Photo by Kenyon Parks.
Photo by Kenyon Parks.

Spotlight: Brimstone Blondes

by / Dec. 17, 2014 1am EST

There’s a certain tone you’d expect from an album recorded in a liquor store basement. Brimstone Blondes’ AGE OF CONSENT harnesses the productive buzz portion of a bender; when ideas flow freely and chemistry magically manifests. Hear for yourself at Sugar City’s Chanukah Bonanza blowout on at 8pm on Monday, December 22, which also kicks off the band’s Red, White and Blonde Xmas Tour.

The Buffalo-born quartet is a serious musical endeavor once perceived as something less, making AGE OF CONSENT (Admirable Traits Records) all the more compelling since it’s exactly what the title implies: a rite of passage.

“There’s a double entendre,” frontman Matthew Danger Lippman explained during a recent phone call. “We never felt taken seriously because of our age, and we figured this was a nastier, much more in-your-face punk record that celebrates reaching our age of consent as a band. And yet, a lot of the songs revolve around the weird nuances of consent: realizing the hollowness of hookups, the hollowness of party culture. There’s a realization that you no longer fit into the scene, that you used to be a funny kid but that now it’s not cute anymore. Now you’re just a prick.”

Brimstone Blondes have channeled their collective coming-of-age bummer into something both defiant and fun. AGE OF CONSENT references the original NYC Bowery punk bands while capturing the resounding “meh” that comes with realizing adulthood looked better on the cusp.  

Despite having been up for twenty-six hours dealing with final exams, Lippman walks me through the album’s oddball assortment of influences as documented on the band’s bandcamp page.

Listening to R. Kelly’s “Ignition (Remix),” drunk and alone on a frigid Saturday night
“Our song “Afterparty” has an interpolation of that lyric, “…after the show it’s the after party/And after the party it’s the hotel lobby.”  R. Kelly’s a genius and I love that song, but hearing it at tons of parties last year really amplified the feeling of being lonely and drunk in a crowd, being at odds with everyone, and that something’s definitely wrong . “Afterparty” goes down a different road with a sad, neo-country-punk sound.”

The horrors of rural Pennsylvania
“I spent a year at Alleghany before transferring to SUNY Purchase. I was thinking about the exotic names of some of these rural towns but how they’re actually desolate and sad. It ties into our song “Lithuania, PA,” with this fleeting idea of going someplace adventurous and how that sours so quickly. The State of Pennsylvania now terrifies me… lots of confederate flags and guys with Insane Clown Posse tattoos. I may as well be in a third world country.”
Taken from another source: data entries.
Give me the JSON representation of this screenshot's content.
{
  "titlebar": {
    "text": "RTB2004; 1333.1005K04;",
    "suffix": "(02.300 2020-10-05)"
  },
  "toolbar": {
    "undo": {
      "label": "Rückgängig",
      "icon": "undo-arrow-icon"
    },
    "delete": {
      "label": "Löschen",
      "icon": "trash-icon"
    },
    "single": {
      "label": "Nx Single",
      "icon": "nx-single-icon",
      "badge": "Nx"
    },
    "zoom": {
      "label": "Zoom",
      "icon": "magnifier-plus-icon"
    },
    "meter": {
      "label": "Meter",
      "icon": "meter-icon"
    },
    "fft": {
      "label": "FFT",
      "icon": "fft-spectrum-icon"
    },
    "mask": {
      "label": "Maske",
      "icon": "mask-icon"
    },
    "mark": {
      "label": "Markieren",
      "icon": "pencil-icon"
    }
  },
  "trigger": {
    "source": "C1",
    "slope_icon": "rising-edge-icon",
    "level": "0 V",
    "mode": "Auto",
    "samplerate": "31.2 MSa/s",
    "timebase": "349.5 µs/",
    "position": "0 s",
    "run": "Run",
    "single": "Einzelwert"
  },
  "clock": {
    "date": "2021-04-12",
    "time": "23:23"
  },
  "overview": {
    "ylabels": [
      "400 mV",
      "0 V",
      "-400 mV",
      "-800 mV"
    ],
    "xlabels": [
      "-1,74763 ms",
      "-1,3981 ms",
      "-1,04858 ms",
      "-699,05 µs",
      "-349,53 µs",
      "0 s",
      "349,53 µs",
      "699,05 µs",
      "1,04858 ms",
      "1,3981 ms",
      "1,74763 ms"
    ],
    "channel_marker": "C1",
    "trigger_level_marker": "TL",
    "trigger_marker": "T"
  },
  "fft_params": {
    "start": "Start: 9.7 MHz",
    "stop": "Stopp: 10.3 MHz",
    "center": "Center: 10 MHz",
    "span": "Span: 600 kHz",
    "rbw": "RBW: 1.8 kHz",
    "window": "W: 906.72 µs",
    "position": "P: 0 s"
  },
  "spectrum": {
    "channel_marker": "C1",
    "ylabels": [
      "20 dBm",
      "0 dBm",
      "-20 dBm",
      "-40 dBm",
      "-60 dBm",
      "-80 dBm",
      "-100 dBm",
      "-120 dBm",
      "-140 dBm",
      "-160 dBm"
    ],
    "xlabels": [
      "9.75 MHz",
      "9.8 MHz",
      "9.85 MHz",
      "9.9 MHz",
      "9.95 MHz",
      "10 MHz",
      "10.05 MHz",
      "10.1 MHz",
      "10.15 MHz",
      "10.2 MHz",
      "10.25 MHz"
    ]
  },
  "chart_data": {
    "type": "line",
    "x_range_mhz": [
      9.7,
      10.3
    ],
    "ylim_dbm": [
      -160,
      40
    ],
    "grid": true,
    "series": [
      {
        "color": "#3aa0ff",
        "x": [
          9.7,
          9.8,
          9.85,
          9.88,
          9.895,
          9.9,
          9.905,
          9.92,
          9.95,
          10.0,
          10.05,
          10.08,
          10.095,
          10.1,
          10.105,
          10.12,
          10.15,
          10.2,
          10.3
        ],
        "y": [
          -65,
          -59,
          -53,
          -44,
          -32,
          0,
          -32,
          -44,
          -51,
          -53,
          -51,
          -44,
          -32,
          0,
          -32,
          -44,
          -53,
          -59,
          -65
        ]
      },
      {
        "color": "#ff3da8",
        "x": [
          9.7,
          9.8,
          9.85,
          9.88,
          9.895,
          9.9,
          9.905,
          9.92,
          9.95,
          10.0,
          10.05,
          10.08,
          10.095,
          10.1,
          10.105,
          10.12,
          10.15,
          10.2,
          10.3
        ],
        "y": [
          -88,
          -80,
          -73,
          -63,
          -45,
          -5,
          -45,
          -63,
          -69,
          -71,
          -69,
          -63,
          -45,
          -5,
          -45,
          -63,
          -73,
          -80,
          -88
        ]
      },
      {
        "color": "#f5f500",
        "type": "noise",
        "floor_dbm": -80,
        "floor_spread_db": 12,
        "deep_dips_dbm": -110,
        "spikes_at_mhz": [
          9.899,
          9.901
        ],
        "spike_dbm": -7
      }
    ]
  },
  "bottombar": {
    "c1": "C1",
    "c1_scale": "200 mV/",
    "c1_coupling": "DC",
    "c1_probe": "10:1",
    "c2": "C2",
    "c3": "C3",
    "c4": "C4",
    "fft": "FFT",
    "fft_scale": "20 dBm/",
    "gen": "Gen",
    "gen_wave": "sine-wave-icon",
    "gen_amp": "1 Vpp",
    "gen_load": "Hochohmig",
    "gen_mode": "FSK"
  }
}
Prince’s Dirty Mind
“Alex Mersinger—our bass player—loves punk… But when he discovered Prince, it changed the band’s direction. The bass got funkier and more pronounced; Prince took over our rhythm section. My writing about romantic/sexual concepts reads like a dark inversion of Prince, but I’m much more neurotic, like early Elvis Costello. So there’s this neurotic approach to being sexual, coupled with his funky influence, on this record.”

The Coalition for a Smoke-Free City
“We have all these people only doing things for show in this “hookup generation,”  smoking being one of them. I was being sarcastic about the Coalition, maybe throwing people off, because I think it’s a dumb idea. But at least it requires an all-or-nothing stance: there’s no half-stepping going on, nobody’s involved in it just for appearances.”

The Disaster Artist by Greg Sestero
“It’s a book by actor Greg Sestaro about his experience making the movie The Room, which conventional wisdom dictates was one of the worst movies ever made, but that we hold as an accidental masterpiece. Both in song and in reality, I have an innate obsession with nostalgia and the feeling that something is lost in my current life. The book really touches on that, ‘best laid plans’ and all.”

Xavier: Renegade Angel
“I think the show just fuels my inner anarchist. It’s like the TV version of “L.A. Blues” by The Stooges. Jacob Cohen thinks it signifies the decline of American culture, which is another excellent example of how he balances the band. Joe (Rambell) and Alex are self-taught. I had guitar lessons in sixth grade, but Jake is a classically trained violinist… we need that anchor.

“Bangerz” by Miley Cyrus
“Modern indie rock is so apologetic and humble, bland and whitewashed…skinny guys staring at their shoes, refusing to engage. I feel like trash rap and pop stars like Miley bring a level of excitement back to music. I want to inject more of that into indie culture, which feels like it’s totally lost its spirit and become a hipper-than-thou contest. I wanna be out there wearing lipstick and being way more obnoxious than everyone else.”